[Opening TASK INPUT section]

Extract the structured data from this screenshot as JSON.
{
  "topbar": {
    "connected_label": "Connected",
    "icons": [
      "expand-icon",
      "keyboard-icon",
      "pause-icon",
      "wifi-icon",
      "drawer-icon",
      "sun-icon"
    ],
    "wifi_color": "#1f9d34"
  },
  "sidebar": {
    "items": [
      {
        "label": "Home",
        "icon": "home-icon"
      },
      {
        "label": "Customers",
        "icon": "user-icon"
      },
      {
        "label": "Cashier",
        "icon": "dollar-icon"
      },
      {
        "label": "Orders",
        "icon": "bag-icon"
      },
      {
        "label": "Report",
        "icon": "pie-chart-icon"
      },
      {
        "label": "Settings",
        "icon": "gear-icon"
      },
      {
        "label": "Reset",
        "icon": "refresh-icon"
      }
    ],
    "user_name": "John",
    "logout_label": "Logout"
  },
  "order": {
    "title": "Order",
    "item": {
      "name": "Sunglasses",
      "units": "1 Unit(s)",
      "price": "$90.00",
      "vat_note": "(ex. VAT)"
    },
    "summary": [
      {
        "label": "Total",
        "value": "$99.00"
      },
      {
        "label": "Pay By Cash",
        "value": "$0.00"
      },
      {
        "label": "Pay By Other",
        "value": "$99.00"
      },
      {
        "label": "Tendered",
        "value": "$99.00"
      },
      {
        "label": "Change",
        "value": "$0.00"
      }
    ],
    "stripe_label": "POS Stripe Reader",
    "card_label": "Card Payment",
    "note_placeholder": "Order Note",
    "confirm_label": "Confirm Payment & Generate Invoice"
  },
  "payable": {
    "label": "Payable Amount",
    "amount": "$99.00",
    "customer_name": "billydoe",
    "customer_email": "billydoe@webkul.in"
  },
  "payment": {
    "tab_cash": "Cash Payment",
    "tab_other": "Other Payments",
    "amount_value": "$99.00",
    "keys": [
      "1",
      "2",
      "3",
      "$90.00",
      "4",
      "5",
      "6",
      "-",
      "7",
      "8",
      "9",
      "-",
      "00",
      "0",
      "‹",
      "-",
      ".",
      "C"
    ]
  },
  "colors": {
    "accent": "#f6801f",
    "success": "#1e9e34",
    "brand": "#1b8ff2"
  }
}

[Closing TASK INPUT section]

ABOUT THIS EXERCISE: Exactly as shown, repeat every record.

SOLVED PROBLEM:
Extract the structured data from this screenshot as JSON.
{
  "topbar": {
    "connected_label": "Connected",
    "icons": [
      "expand-icon",
      "keyboard-icon",
      "pause-icon",
      "wifi-icon",
      "drawer-icon",
      "sun-icon"
    ],
    "wifi_color": "#1f9d34"
  },
  "sidebar": {
    "items": [
      {
        "label": "Home",
        "icon": "home-icon"
      },
      {
        "label": "Customers",
        "icon": "user-icon"
      },
      {
        "label": "Cashier",
        "icon": "dollar-icon"
      },
      {
        "label": "Orders",
        "icon": "bag-icon"
      },
      {
        "label": "Report",
        "icon": "pie-chart-icon"
      },
      {
        "label": "Settings",
        "icon": "gear-icon"
      },
      {
        "label": "Reset",
        "icon": "refresh-icon"
      }
    ],
    "user_name": "John",
    "logout_label": "Logout"
  },
  "order": {
    "title": "Order",
    "item": {
      "name": "Sunglasses",
      "units": "1 Unit(s)",
      "price": "$90.00",
      "vat_note": "(ex. VAT)"
    },
    "summary": [
      {
        "label": "Total",
        "value": "$99.00"
      },
      {
        "label": "Pay By Cash",
        "value": "$0.00"
      },
      {
        "label": "Pay By Other",
        "value": "$99.00"
      },
      {
        "label": "Tendered",
        "value": "$99.00"
      },
      {
        "label": "Change",
        "value": "$0.00"
      }
    ],
    "stripe_label": "POS Stripe Reader",
    "card_label": "Card Payment",
    "note_placeholder": "Order Note",
    "confirm_label": "Confirm Payment & Generate Invoice"
  },
  "payable": {
    "label": "Payable Amount",
    "amount": "$99.00",
    "customer_name": "billydoe",
    "customer_email": "billydoe@webkul.in"
  },
  "payment": {
    "tab_cash": "Cash Payment",
    "tab_other": "Other Payments",
    "amount_value": "$99.00",
    "keys": [
      "1",
      "2",
      "3",
      "$90.00",
      "4",
      "5",
      "6",
      "-",
      "7",
      "8",
      "9",
      "-",
      "00",
      "0",
      "‹",
      "-",
      ".",
      "C"
    ]
  },
  "colors": {
    "accent": "#f6801f",
    "success": "#1e9e34",
    "brand": "#1b8ff2"
  }
}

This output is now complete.